The toasted ground rice in the pork larb was the first hint that there was something different about Shelter Island’s Supannee House of Thai. Too often, that ground rice is a perfunctory presence in larb (ground meat in lime juice, fish sauce, herbs and spices), more an ill-understood recipe requisite than a layer of flavor. At Supannee, it was the key to the dish, providing textural contrast and a deep, earthy, smoky taste.
While San Diego offers good Asian food options—especially Vietnamese, Korean, Japanese and Chinese—it’s a different story with Thai. We have plenty of Thai restaurants, just not many good ones. San Diego’s Thai dining scene is reminiscent of Chinese restaurants from the baby-boom era: substantially similar menus, flavor profiles with only a passing resemblance to anything that might be called “authentic” and ingredients that aren’t necessarily of the finest provenance.
And that’s where Supannee is entirely different. The restaurant sources its proteins from local fishermen, ranchers (think grass-fed beef) and vendors. Vegetables are anything but an afterthought. They’re sourced from Supannee’s own farm in El Cajon and prepared with respect and care to preserve their essential qualities.

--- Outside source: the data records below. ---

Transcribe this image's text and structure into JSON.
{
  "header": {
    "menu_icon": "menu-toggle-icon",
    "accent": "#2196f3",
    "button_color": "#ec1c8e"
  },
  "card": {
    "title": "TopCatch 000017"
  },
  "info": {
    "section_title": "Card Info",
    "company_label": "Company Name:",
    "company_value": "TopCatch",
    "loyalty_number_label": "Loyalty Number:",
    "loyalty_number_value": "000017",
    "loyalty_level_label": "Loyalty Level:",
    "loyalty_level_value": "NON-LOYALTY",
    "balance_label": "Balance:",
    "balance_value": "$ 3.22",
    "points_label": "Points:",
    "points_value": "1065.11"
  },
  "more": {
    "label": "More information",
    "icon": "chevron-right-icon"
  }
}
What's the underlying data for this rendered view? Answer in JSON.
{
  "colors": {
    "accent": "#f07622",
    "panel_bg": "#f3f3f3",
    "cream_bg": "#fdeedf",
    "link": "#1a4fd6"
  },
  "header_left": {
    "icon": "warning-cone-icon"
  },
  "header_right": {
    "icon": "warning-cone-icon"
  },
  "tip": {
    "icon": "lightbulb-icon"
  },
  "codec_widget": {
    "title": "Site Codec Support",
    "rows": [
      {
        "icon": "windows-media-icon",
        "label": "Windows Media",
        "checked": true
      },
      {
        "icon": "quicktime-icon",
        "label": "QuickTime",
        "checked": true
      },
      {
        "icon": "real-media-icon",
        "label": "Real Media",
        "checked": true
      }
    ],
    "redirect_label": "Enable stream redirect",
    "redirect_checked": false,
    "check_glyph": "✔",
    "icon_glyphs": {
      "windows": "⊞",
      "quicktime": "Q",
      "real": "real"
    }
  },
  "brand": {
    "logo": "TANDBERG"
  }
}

Take, for example, Supannee’s pad gaprow (hot basil). Regardless of the protein (options included scallops, shrimp, squid, tofu, mock duck, real duck, chicken, pork and beef), the vegetables were the real stars. The al dente green beans were spectacularly fresh and flavorful, and the Thai basil perfumed the dish. The result was balanced both in flavor and texture.
The vegetables in the pad see-ew were more than mere garnishes. Certainly, they complemented the freshly made wide rice noodles with duck (cooked through in the Thai style), garlic and dark soy sauce. But the broccoli—brilliantly flavorful and crisp—was, along with the carrots, one of the dish’s key building blocks.
Not everything at Supannee hit those heights. The red curry, for example, seemed almost rote, with a sauce heavy on coconut cream, uncharacteristically limp vegetables and the red chili nearly MIA on the palate. But that was the only misstep among my meals there.
Perhaps the dish that spoke most clearly to what the place is about was the cod sautéed with fresh garlic, chili sauce and Thai and pea eggplants (from the farm), with green peppercorns and Thai basil. The best Thai food is about balancing spicy, sour, sweet and salty elements. The result of that balance is the sensation of a mouth watering from heat, with the other elements bringing the overall effect into harmony.
And as sweet as the cod was, it was those eggplants to which I found myself drawn, repeatedly. Ultimately, the textural contrasts of the skin, flesh and seeds of the little eggplant bombs, as well as their meatiness, tied the entire dish together: vegetables, herbs, fish and sauce. It served to highlight the essence of Supannee: perfect balance of elements of flavor and perfect balance of ingredients with vegetables on equal footing with proteins, and even the toasted ground rice being given its due